• **About this task**
Return the lines of the data below in which the string "JSON" occurs.

-.-.-

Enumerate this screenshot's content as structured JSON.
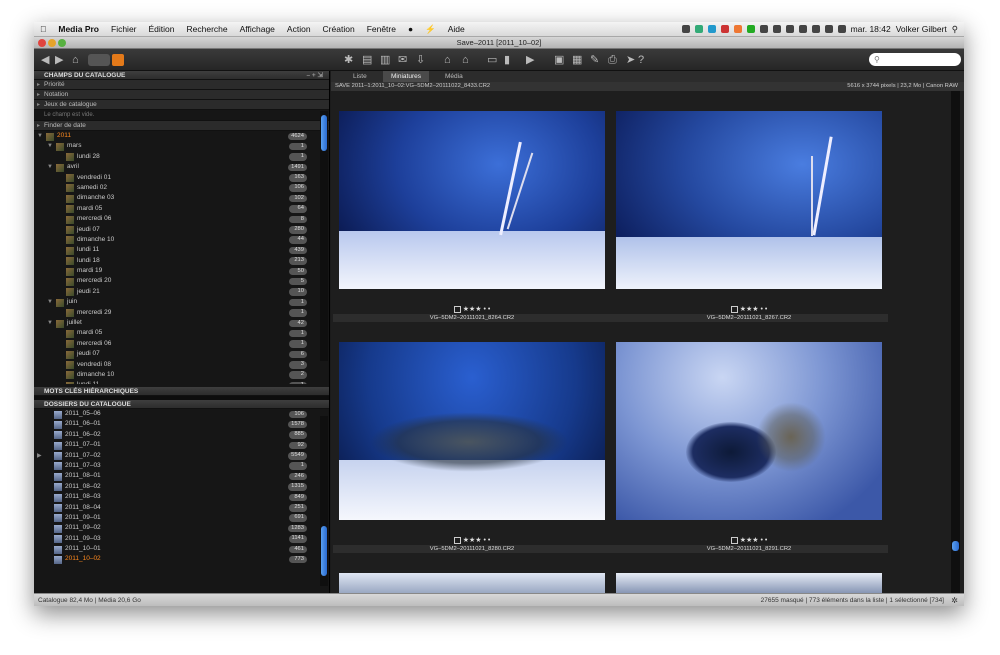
{
  "menubar": {
    "apple": "",
    "app": "Media Pro",
    "items": [
      "Fichier",
      "Édition",
      "Recherche",
      "Affichage",
      "Action",
      "Création",
      "Fenêtre"
    ],
    "help": "Aide",
    "clock": "mar. 18:42",
    "user": "Volker Gilbert"
  },
  "window": {
    "title": "Save–2011 [2011_10–02]"
  },
  "toolbar": {
    "search_placeholder": ""
  },
  "left": {
    "catalog_fields_header": "CHAMPS DU CATALOGUE",
    "sections": [
      "Priorité",
      "Notation",
      "Jeux de catalogue"
    ],
    "empty_text": "Le champ est vide.",
    "date_finder": "Finder de date",
    "dates": [
      {
        "label": "2011",
        "count": "4624",
        "level": 0,
        "tw": "▼",
        "sel": true
      },
      {
        "label": "mars",
        "count": "1",
        "level": 1,
        "tw": "▼"
      },
      {
        "label": "lundi 28",
        "count": "1",
        "level": 2
      },
      {
        "label": "avril",
        "count": "1491",
        "level": 1,
        "tw": "▼"
      },
      {
        "label": "vendredi 01",
        "count": "163",
        "level": 2
      },
      {
        "label": "samedi 02",
        "count": "106",
        "level": 2
      },
      {
        "label": "dimanche 03",
        "count": "102",
        "level": 2
      },
      {
        "label": "mardi 05",
        "count": "64",
        "level": 2
      },
      {
        "label": "mercredi 06",
        "count": "8",
        "level": 2
      },
      {
        "label": "jeudi 07",
        "count": "280",
        "level": 2
      },
      {
        "label": "dimanche 10",
        "count": "44",
        "level": 2
      },
      {
        "label": "lundi 11",
        "count": "439",
        "level": 2
      },
      {
        "label": "lundi 18",
        "count": "213",
        "level": 2
      },
      {
        "label": "mardi 19",
        "count": "50",
        "level": 2
      },
      {
        "label": "mercredi 20",
        "count": "5",
        "level": 2
      },
      {
        "label": "jeudi 21",
        "count": "10",
        "level": 2
      },
      {
        "label": "juin",
        "count": "1",
        "level": 1,
        "tw": "▼"
      },
      {
        "label": "mercredi 29",
        "count": "1",
        "level": 2
      },
      {
        "label": "juillet",
        "count": "42",
        "level": 1,
        "tw": "▼"
      },
      {
        "label": "mardi 05",
        "count": "1",
        "level": 2
      },
      {
        "label": "mercredi 06",
        "count": "1",
        "level": 2
      },
      {
        "label": "jeudi 07",
        "count": "6",
        "level": 2
      },
      {
        "label": "vendredi 08",
        "count": "3",
        "level": 2
      },
      {
        "label": "dimanche 10",
        "count": "2",
        "level": 2
      },
      {
        "label": "lundi 11",
        "count": "1",
        "level": 2
      }
    ],
    "keywords_header": "MOTS CLÉS HIÉRARCHIQUES",
    "folders_header": "DOSSIERS DU CATALOGUE",
    "folders": [
      {
        "label": "2011_05–06",
        "count": "106"
      },
      {
        "label": "2011_06–01",
        "count": "1578"
      },
      {
        "label": "2011_06–02",
        "count": "885"
      },
      {
        "label": "2011_07–01",
        "count": "92"
      },
      {
        "label": "2011_07–02",
        "count": "5549",
        "tw": "▶"
      },
      {
        "label": "2011_07–03",
        "count": "1"
      },
      {
        "label": "2011_08–01",
        "count": "246"
      },
      {
        "label": "2011_08–02",
        "count": "1315"
      },
      {
        "label": "2011_08–03",
        "count": "849"
      },
      {
        "label": "2011_08–04",
        "count": "251"
      },
      {
        "label": "2011_09–01",
        "count": "691"
      },
      {
        "label": "2011_09–02",
        "count": "1283"
      },
      {
        "label": "2011_09–03",
        "count": "1141"
      },
      {
        "label": "2011_10–01",
        "count": "461"
      },
      {
        "label": "2011_10–02",
        "count": "773",
        "sel": true
      }
    ]
  },
  "main": {
    "tabs": [
      "Liste",
      "Miniatures",
      "Média"
    ],
    "active_tab": "Miniatures",
    "path": "SAVE 2011–1:2011_10–02:VG–5DM2–20111022_8433.CR2",
    "meta": "5616 x 3744 pixels  |  23,2 Mo  |  Canon RAW",
    "thumbs": [
      {
        "file": "VG–5DM2–20111021_8264.CR2",
        "stars": "★★★ • •"
      },
      {
        "file": "VG–5DM2–20111021_8267.CR2",
        "stars": "★★★ • •"
      },
      {
        "file": "VG–5DM2–20111021_8280.CR2",
        "stars": "★★★ • •"
      },
      {
        "file": "VG–5DM2–20111021_8291.CR2",
        "stars": "★★★ • •"
      }
    ]
  },
  "status": {
    "left": "Catalogue  82,4 Mo   |   Média 20,6 Go",
    "right": "27655 masqué   |   773 éléments dans la liste   |   1 sélectionné [734]"
  }
}
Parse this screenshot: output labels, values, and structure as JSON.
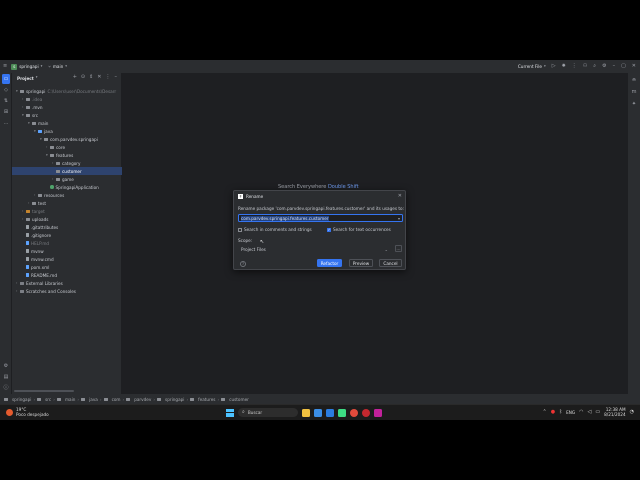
{
  "titlebar": {
    "project_badge": "S",
    "project_name": "springapi",
    "branch": "main",
    "run_config": "Current File"
  },
  "project_panel": {
    "title": "Project",
    "tree": [
      {
        "label": "springapi",
        "suffix": "C:\\Users\\user\\Documents\\Desarr",
        "level": 0,
        "arrow": "▾",
        "icon": "dir"
      },
      {
        "label": ".idea",
        "level": 1,
        "arrow": "›",
        "icon": "dir",
        "dim": true
      },
      {
        "label": ".mvn",
        "level": 1,
        "arrow": "›",
        "icon": "dir"
      },
      {
        "label": "src",
        "level": 1,
        "arrow": "▾",
        "icon": "dir"
      },
      {
        "label": "main",
        "level": 2,
        "arrow": "▾",
        "icon": "dir"
      },
      {
        "label": "java",
        "level": 3,
        "arrow": "▾",
        "icon": "src"
      },
      {
        "label": "com.parvdev.springapi",
        "level": 4,
        "arrow": "▾",
        "icon": "dir"
      },
      {
        "label": "core",
        "level": 5,
        "arrow": "›",
        "icon": "dir"
      },
      {
        "label": "features",
        "level": 5,
        "arrow": "▾",
        "icon": "dir"
      },
      {
        "label": "category",
        "level": 6,
        "arrow": "›",
        "icon": "dir"
      },
      {
        "label": "customer",
        "level": 6,
        "arrow": "",
        "icon": "dir",
        "selected": true
      },
      {
        "label": "game",
        "level": 6,
        "arrow": "›",
        "icon": "dir"
      },
      {
        "label": "SpringapiApplication",
        "level": 5,
        "arrow": "",
        "icon": "cls"
      },
      {
        "label": "resources",
        "level": 3,
        "arrow": "›",
        "icon": "dir"
      },
      {
        "label": "test",
        "level": 2,
        "arrow": "›",
        "icon": "dir"
      },
      {
        "label": "target",
        "level": 1,
        "arrow": "›",
        "icon": "exc",
        "dim": true
      },
      {
        "label": "uploads",
        "level": 1,
        "arrow": "›",
        "icon": "dir"
      },
      {
        "label": ".gitattributes",
        "level": 1,
        "arrow": "",
        "icon": "file"
      },
      {
        "label": ".gitignore",
        "level": 1,
        "arrow": "",
        "icon": "file"
      },
      {
        "label": "HELP.md",
        "level": 1,
        "arrow": "",
        "icon": "md",
        "dim": true
      },
      {
        "label": "mvnw",
        "level": 1,
        "arrow": "",
        "icon": "file"
      },
      {
        "label": "mvnw.cmd",
        "level": 1,
        "arrow": "",
        "icon": "file"
      },
      {
        "label": "pom.xml",
        "level": 1,
        "arrow": "",
        "icon": "md"
      },
      {
        "label": "README.md",
        "level": 1,
        "arrow": "",
        "icon": "md"
      },
      {
        "label": "External Libraries",
        "level": 0,
        "arrow": "›",
        "icon": "lib"
      },
      {
        "label": "Scratches and Consoles",
        "level": 0,
        "arrow": "›",
        "icon": "lib"
      }
    ]
  },
  "editor": {
    "search_hint": "Search Everywhere",
    "search_key": "Double Shift"
  },
  "rename_dialog": {
    "title": "Rename",
    "message": "Rename package 'com.parvdev.springapi.features.customer' and its usages to:",
    "input_value": "com.parvdev.springapi.features.customer",
    "search_comments_label": "Search in comments and strings",
    "search_comments_checked": false,
    "search_text_label": "Search for text occurrences",
    "search_text_checked": true,
    "scope_label": "Scope:",
    "scope_value": "Project Files",
    "refactor_label": "Refactor",
    "preview_label": "Preview",
    "cancel_label": "Cancel"
  },
  "statusbar": {
    "path": [
      "springapi",
      "src",
      "main",
      "java",
      "com",
      "parvdev",
      "springapi",
      "features",
      "customer"
    ]
  },
  "taskbar": {
    "weather_temp": "19°C",
    "weather_desc": "Poco despejado",
    "search_placeholder": "Buscar",
    "lang": "ENG",
    "time": "12:38 AM",
    "date": "8/21/2024"
  }
}
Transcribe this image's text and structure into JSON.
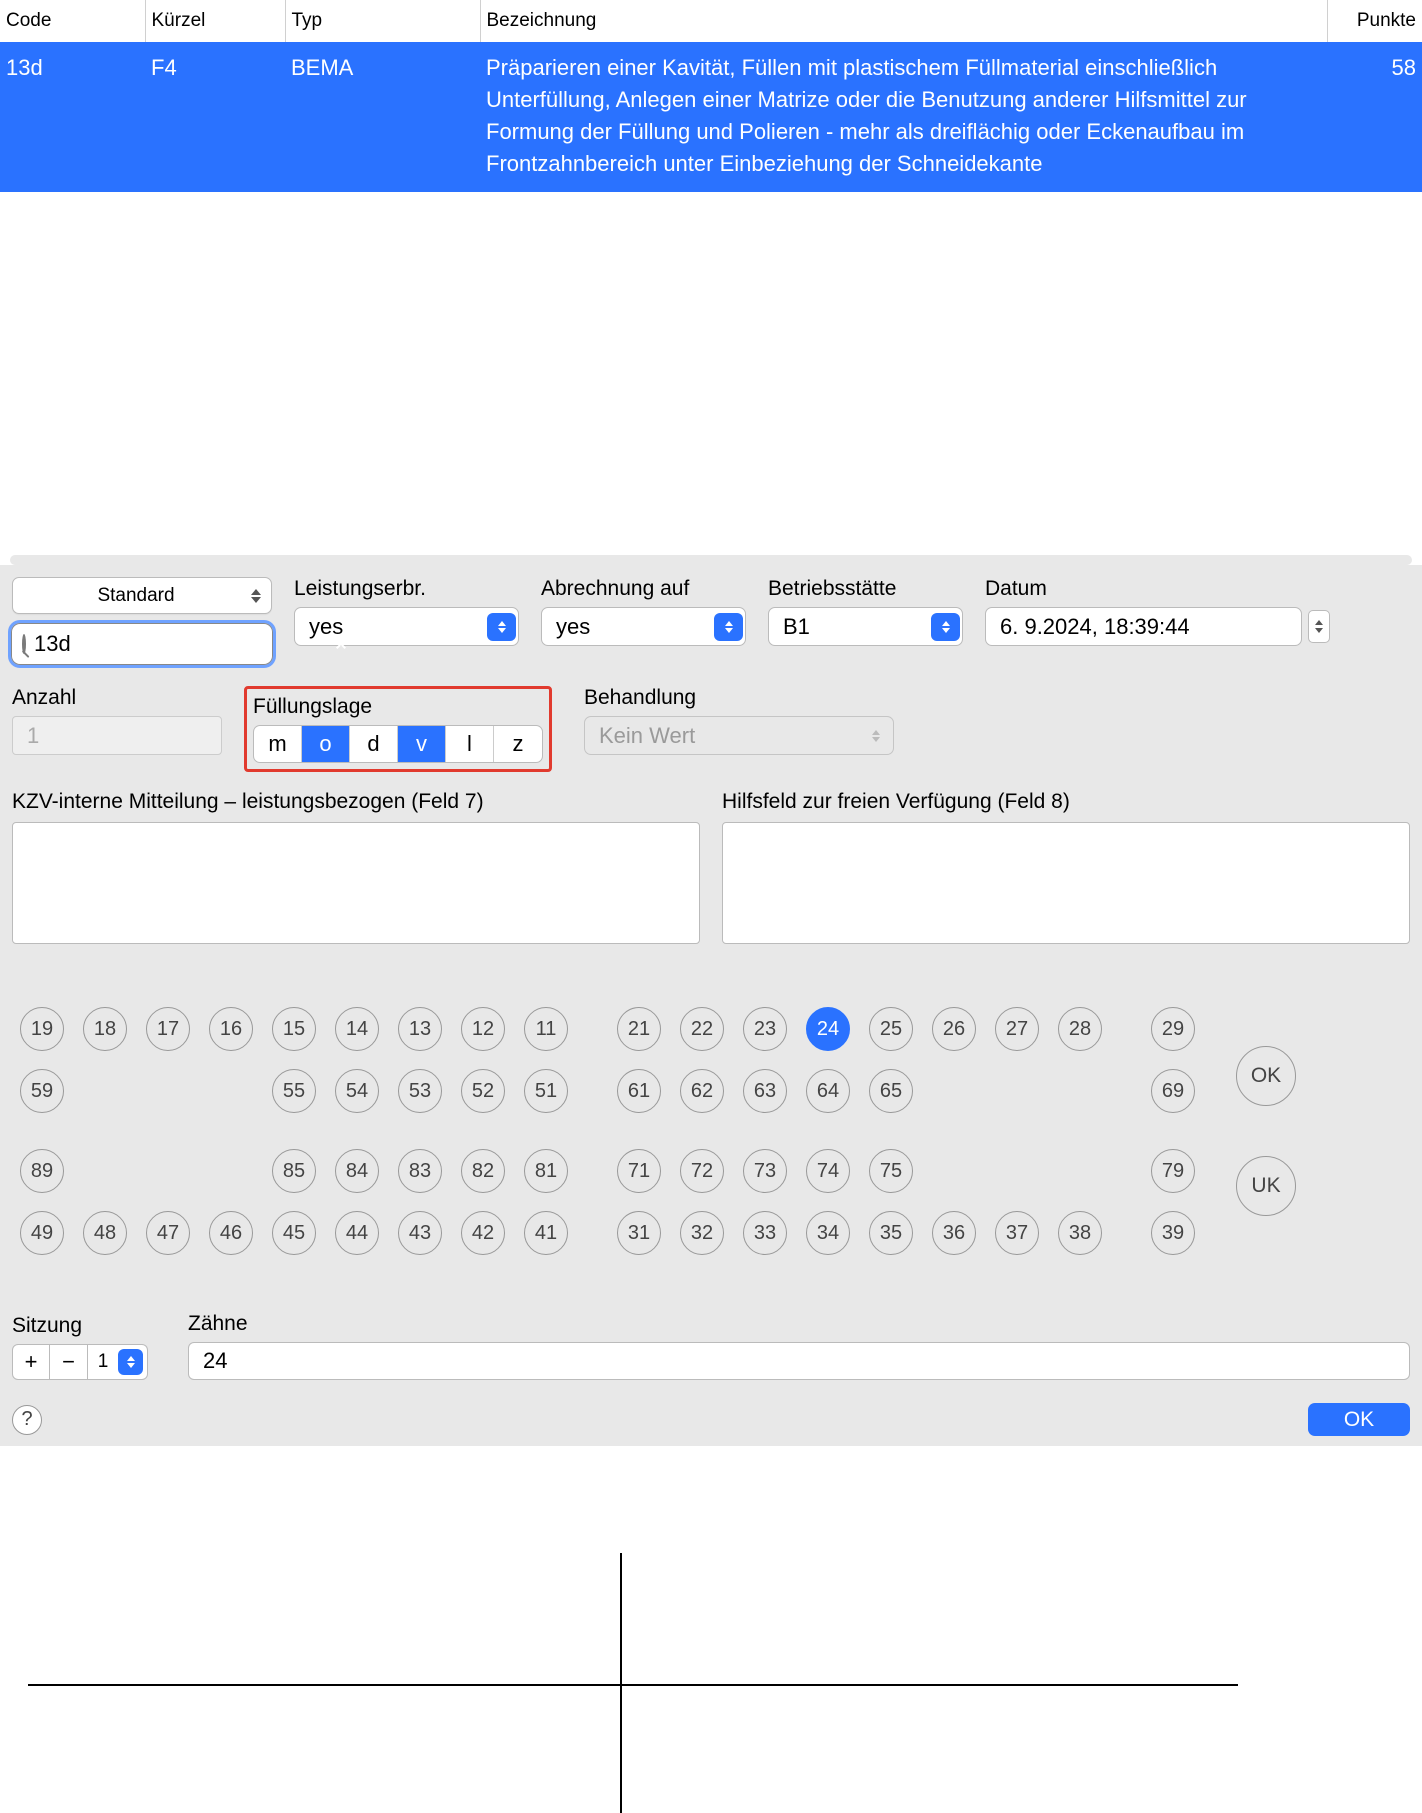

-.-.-

• **Result below**
Enumerate this screenshot's content as structured JSON.
Parse this screenshot: output labels, values, and structure as JSON.
Transcribe this image's text and structure into JSON.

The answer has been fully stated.